Report each line of the data that includes the word "SurfSense".

_EXTRACTED INFORMATION:_
========================================

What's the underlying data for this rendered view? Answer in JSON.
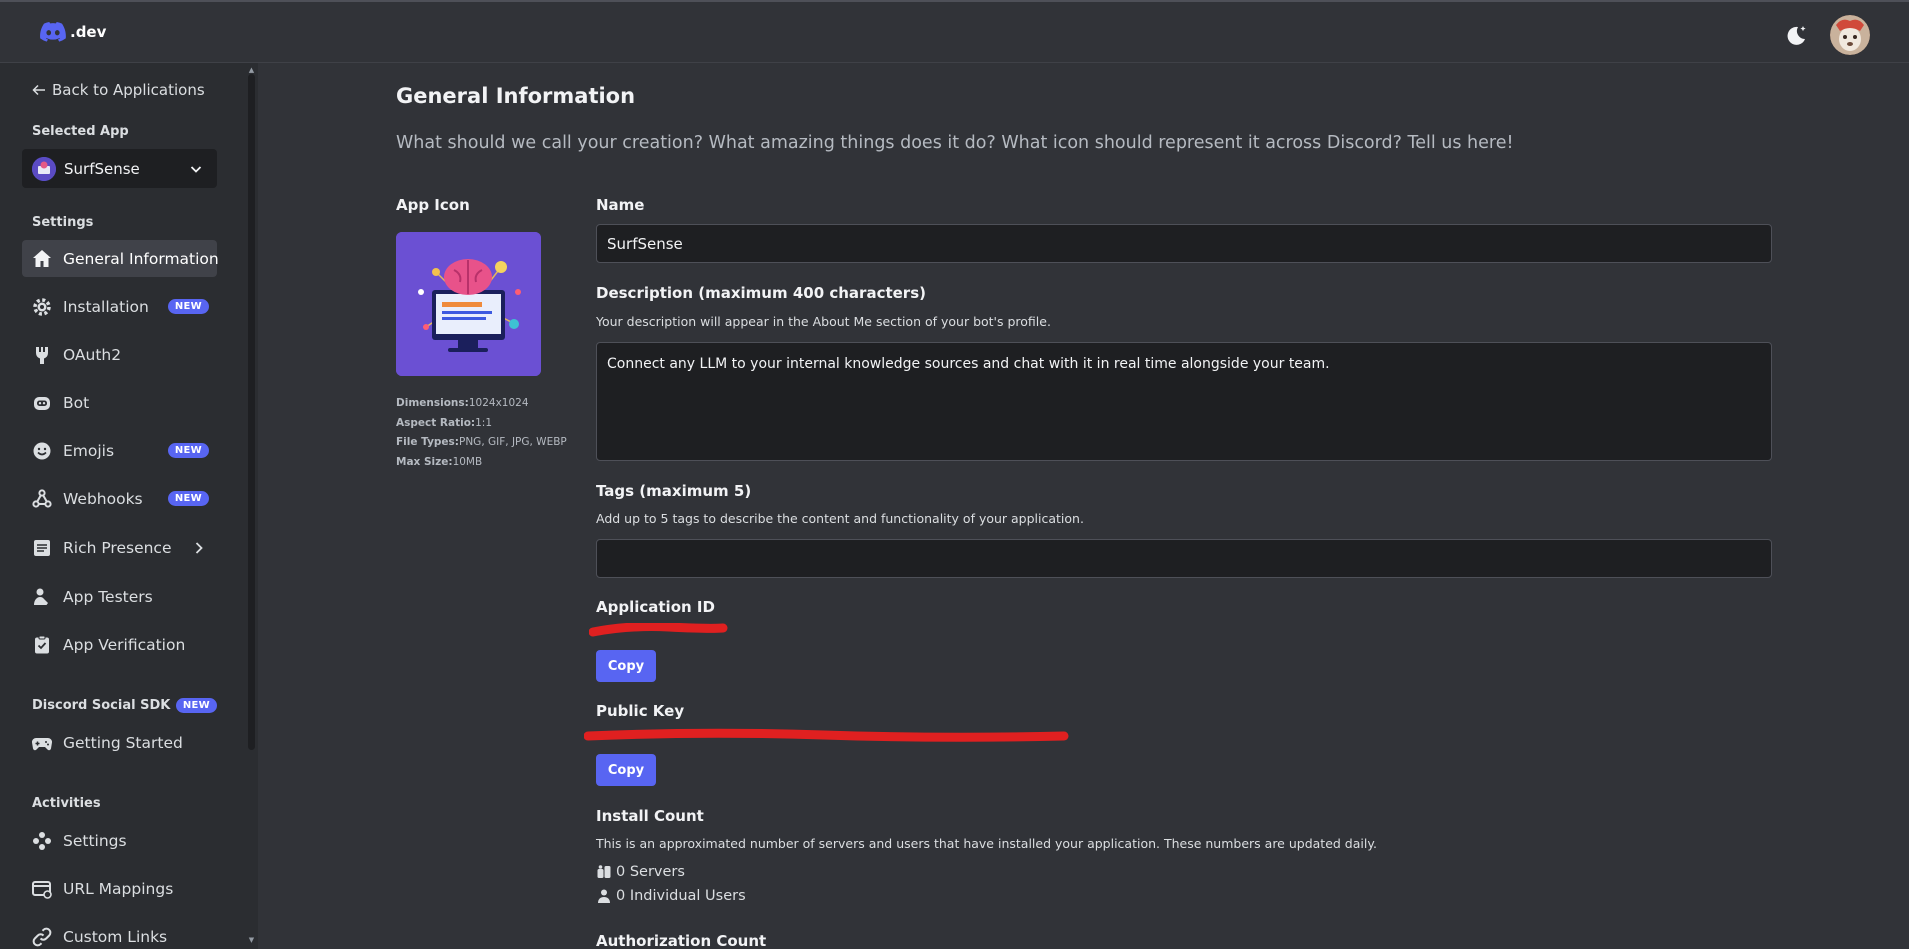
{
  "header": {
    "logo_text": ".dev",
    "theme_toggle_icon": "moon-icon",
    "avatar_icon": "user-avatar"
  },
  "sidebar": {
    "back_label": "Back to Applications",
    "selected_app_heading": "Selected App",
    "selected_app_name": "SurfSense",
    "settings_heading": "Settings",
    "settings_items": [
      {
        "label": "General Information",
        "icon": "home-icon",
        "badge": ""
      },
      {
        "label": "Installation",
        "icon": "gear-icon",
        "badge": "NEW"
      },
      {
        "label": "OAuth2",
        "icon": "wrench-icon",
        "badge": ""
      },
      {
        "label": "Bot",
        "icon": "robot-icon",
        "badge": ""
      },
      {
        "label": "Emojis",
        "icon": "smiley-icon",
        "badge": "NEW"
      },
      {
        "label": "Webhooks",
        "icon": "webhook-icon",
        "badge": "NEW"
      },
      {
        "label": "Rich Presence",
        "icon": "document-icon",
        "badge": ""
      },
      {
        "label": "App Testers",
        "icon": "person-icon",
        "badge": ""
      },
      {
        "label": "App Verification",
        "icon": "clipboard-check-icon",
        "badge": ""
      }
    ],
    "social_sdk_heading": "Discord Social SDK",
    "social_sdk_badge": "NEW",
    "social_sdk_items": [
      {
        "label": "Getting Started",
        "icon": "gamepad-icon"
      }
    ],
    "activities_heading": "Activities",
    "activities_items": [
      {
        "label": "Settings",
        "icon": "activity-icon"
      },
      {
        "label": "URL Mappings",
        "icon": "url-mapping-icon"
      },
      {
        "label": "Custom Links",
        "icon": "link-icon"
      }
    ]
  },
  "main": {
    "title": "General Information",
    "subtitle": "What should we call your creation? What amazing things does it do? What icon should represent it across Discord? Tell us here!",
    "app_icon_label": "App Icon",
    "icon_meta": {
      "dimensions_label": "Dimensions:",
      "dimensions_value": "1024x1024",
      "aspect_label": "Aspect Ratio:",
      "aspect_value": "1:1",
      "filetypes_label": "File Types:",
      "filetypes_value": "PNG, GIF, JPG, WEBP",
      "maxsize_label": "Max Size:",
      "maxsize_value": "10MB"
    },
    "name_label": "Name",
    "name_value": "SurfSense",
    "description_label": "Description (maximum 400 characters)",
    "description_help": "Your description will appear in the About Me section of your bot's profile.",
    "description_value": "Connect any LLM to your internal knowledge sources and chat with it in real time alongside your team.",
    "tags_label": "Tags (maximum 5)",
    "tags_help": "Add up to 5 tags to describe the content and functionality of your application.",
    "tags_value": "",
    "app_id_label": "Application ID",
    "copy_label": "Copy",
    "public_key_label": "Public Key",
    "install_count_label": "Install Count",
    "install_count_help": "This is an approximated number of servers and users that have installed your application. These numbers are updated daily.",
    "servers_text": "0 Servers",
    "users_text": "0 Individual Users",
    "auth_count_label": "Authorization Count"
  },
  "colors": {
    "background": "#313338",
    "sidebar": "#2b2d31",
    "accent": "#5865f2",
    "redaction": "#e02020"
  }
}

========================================

_SOLVED PROBLEM:_
    "selected_app_name": "SurfSense",
    "name_value": "SurfSense",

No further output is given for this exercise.